*** Block opens ***

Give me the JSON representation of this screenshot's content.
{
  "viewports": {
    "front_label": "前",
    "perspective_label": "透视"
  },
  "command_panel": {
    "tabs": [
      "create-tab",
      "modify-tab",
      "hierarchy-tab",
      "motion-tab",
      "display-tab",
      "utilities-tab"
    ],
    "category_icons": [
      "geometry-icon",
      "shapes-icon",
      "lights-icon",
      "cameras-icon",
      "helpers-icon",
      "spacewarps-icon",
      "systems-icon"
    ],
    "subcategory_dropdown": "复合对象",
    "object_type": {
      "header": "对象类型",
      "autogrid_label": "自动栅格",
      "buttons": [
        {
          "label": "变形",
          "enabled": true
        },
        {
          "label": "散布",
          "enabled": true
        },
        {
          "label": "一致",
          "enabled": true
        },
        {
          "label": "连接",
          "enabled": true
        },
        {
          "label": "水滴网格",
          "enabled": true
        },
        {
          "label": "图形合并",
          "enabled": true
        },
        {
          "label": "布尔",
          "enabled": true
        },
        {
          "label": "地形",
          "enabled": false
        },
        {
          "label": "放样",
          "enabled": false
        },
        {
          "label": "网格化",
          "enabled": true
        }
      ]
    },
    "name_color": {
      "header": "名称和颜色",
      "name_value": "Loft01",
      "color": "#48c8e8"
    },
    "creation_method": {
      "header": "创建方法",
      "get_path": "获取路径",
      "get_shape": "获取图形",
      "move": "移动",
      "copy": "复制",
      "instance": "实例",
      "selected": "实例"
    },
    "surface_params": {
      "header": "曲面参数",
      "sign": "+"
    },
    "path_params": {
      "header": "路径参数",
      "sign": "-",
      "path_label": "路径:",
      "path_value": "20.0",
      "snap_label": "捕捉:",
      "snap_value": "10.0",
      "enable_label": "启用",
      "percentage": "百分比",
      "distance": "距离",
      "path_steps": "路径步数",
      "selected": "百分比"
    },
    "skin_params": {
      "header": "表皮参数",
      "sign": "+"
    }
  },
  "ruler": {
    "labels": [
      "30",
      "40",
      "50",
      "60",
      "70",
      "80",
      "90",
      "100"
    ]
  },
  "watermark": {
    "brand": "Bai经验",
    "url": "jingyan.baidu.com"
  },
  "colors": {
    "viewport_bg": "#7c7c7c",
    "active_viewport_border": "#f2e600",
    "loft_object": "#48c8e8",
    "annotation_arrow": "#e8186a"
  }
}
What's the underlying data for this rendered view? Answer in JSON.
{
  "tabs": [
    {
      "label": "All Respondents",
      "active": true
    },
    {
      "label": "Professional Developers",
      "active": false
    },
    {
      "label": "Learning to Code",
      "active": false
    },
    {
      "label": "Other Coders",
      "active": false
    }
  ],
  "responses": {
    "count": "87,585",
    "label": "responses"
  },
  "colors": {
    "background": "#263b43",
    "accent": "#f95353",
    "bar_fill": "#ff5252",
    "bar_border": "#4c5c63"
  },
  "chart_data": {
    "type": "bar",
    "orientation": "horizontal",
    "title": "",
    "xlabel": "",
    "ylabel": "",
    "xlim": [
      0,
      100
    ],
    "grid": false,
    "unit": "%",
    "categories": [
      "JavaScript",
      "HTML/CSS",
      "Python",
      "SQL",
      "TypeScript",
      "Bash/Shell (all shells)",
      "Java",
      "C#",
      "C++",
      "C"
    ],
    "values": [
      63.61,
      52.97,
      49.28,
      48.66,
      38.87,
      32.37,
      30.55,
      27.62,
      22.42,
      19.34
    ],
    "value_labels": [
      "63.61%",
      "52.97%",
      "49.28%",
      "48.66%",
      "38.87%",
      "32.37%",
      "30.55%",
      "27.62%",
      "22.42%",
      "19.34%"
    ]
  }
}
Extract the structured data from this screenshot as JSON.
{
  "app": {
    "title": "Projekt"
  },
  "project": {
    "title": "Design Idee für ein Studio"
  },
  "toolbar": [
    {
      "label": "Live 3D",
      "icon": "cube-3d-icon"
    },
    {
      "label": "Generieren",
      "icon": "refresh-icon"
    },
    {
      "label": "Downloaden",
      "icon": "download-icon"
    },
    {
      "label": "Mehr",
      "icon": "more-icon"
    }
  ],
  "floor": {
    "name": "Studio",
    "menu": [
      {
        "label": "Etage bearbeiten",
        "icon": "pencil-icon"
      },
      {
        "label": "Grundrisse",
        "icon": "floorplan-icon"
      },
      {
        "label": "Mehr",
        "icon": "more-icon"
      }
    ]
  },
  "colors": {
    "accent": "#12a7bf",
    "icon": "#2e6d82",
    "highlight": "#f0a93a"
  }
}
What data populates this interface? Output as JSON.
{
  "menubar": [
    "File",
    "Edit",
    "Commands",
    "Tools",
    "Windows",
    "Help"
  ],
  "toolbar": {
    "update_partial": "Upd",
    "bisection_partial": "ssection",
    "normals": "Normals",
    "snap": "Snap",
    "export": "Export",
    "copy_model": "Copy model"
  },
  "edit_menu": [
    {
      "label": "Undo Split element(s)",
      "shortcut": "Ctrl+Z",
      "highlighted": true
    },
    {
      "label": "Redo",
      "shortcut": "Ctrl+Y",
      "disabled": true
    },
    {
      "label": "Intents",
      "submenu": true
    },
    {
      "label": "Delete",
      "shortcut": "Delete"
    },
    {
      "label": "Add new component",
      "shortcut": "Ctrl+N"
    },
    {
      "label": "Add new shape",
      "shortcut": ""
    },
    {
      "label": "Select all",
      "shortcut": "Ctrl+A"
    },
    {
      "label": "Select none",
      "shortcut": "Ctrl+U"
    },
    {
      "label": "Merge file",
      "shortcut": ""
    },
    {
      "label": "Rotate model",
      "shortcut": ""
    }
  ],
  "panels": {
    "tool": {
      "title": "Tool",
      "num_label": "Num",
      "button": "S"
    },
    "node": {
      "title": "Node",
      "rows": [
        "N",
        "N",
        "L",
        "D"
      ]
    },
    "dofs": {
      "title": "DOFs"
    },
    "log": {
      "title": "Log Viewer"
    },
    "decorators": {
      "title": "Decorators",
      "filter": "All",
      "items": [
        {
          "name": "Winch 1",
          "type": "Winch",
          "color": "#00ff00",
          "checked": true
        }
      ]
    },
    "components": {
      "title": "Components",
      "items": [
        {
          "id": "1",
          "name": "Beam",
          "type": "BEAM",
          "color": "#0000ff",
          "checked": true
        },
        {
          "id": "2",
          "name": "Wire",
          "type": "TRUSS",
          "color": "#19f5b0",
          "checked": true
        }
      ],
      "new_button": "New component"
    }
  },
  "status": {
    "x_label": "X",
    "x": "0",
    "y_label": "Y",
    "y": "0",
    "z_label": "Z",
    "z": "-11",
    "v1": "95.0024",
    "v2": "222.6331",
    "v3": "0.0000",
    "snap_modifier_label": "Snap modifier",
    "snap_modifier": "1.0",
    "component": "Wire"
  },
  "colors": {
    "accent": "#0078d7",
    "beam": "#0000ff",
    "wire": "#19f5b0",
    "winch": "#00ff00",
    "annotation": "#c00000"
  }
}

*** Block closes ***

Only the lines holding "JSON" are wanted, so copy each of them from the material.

Written answer
Give me the JSON representation of this screenshot's content.
What's the underlying data for this rendered view? Answer in JSON.
Extract the structured data from this screenshot as JSON.
What data populates this interface? Output as JSON.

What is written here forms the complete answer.